Finally, and more recently, the Supreme Court decided a case called Vernonia School District 47J v. Acton in 1995. In Veronia School District, the Supreme Court held, in a 6-3 decision, that mandatory drug tests for school athletes were constitutional even though they constituted searches under the 4th Amendment case. The Court’s reasoning did not cite Jacobson or its progeny, but it relied heavily on the state’s public health interest and described it broadly. The Court’s broad description was too much for Justice Ruth Bader Ginsburg. She penned a brief concurrence hinting that she agreed with the decision because school sports were voluntary but that it would become a different matter altogether if mandatory testing was instituted as a general policy.
Therefore, history teaches us that the exceptions to constitutional liberties do not stop in public health emergencies. They extend to whatever governments and judges embrace as necessary decisions for individuals who are too stupid to make their own choices and behave properly.
That is a dangerous principle. This week alone, we saw more than 1300 public health experts declare racism – yes, racism – to be a public health emergency that was more dangerous than the ongoing coronavirus pandemic. What regulations will follow in violation of our constitutional rights to respond to the public health emergency of racism? I find the declaration to be laughable because I have yet to see someone fall physically ill with racism, and I am disgusted by the continued attempts to divide our society by race-baiting.
What will be the next public health emergency that has no relation to disease? Gender bias? LGBTQ bias? Global warming? What rights will we be forced to surrender to cure these “diseases?” Will the government end up controlling every aspect of our lives to cure an endless diet of “diseases” cooked up by self-righteous, elitist, and aggrieved mobs?
I don’t know, but I am scared for America because totalitarianism has finally found a way over our constitutional rights.

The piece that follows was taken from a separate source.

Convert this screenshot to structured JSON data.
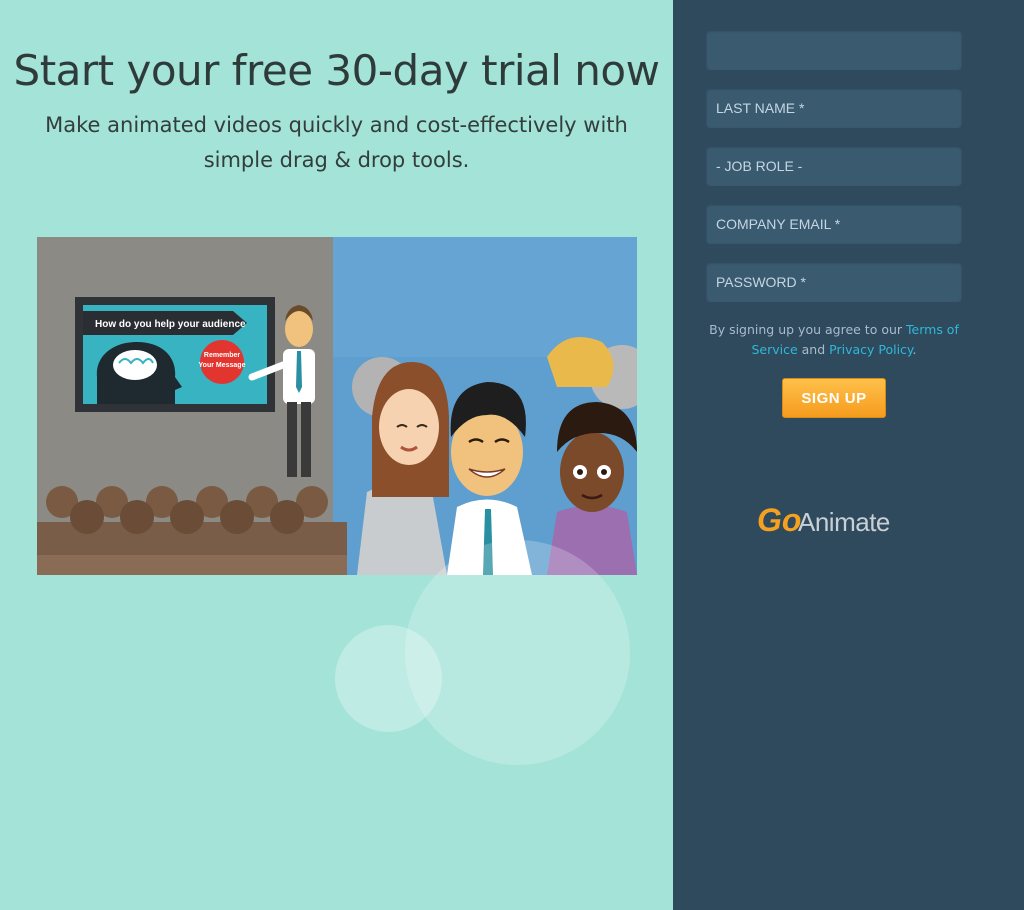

If the public health exception to the Constitution is not eliminated, it will destroy the American experiment and replace it with totalitarianism.